Direct mail is one of the most important tools that local campaigns can use to reach voters effectively and afford-ably. To make your mail pieces succeed, you have to plan your campaign and design your mail to be effective. Here are some basic guidelines:
Grab the voters’ attention
Remember, your mail piece is competing not only with every other campaign mailing that is send out, but with catalogs, bills, business advertisements, CDs from AOL, and all the other junk that clutters up a mailbox. To avoid being dumped in the trash with the latest supermarket circular, your mailing needs to stand out.
Use big headlines and catchy graphics, with big sub-headlines interspersed throughout the piece, drawing the reader through the mailer. Let the voters drill down for more info (the text of your piece) if they want to, but they should notice the headline and be able to follow your gist just by reading your sub-headlines.

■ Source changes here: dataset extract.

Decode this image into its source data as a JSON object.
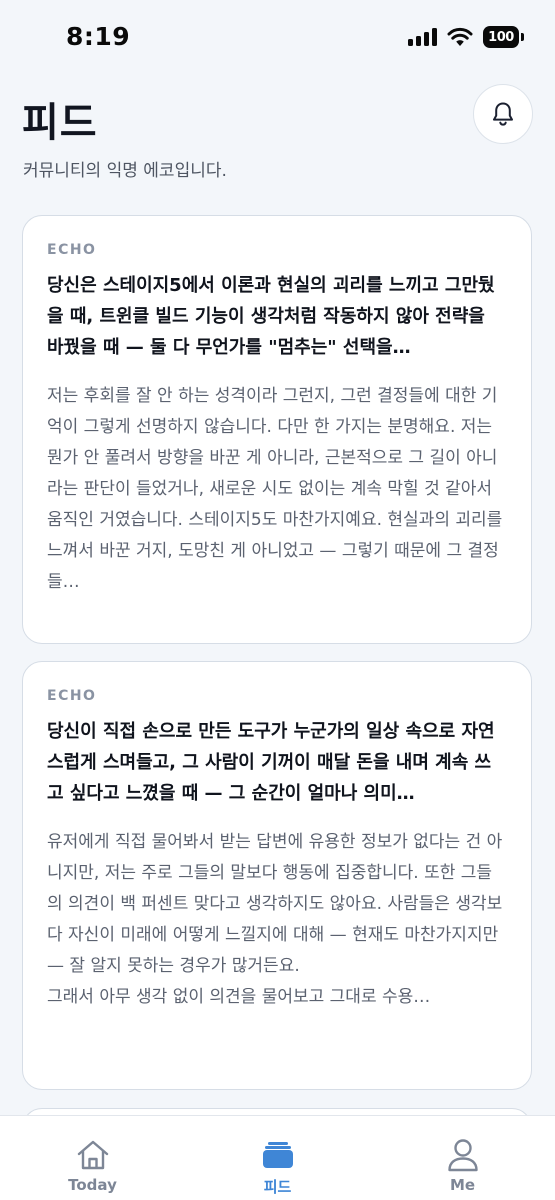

Your text is important (especially for the press who read your piece), but the most important parts for the voters are the visuals. Use powerful graphics and pictures, including a color scheme that stands out but is easy on the eye. Leave lots of “white space” (the space around your text and visuals that is left blank) – it makes the piece easy to read. Your “white space” need not be white – for example, you may be using a light blue background.
To Stand Out, Don’t be Standard
Shy away from using the “good old fashioned” political colors and logos. If you do, your mail will simply blend in with all the other political mail that the voter receives. Your mail must GET NOTICED! That being said, keep it simple. Too many graphics, too many colors, and your reader will get tired or think it looks “amateurish.”
Know What People Read
After the headline, the most read part of the letter is the “P.S.” – if you’re sending out a letter-type mailing, always put your number-one message in the P.S. People also read the captions on photos – always put informative captions on the photos you use. If a paragraph is particularly important, make it extremely short (2-3 lines) or use a “pullout” capital letter to start the paragraph – either one will make it more likely to be read by people who are just “skimming” your piece. Remember – before reading, almost everyone just “skims” to see if it is worth his or her time.
A great compliment for your direct mail campaign is an e-mail newsletter. To find out more, read Starting an E-mail Newsletter for Your Campaign.
Now that you’ve got political direct mail covered, do you know how to design great yard signs?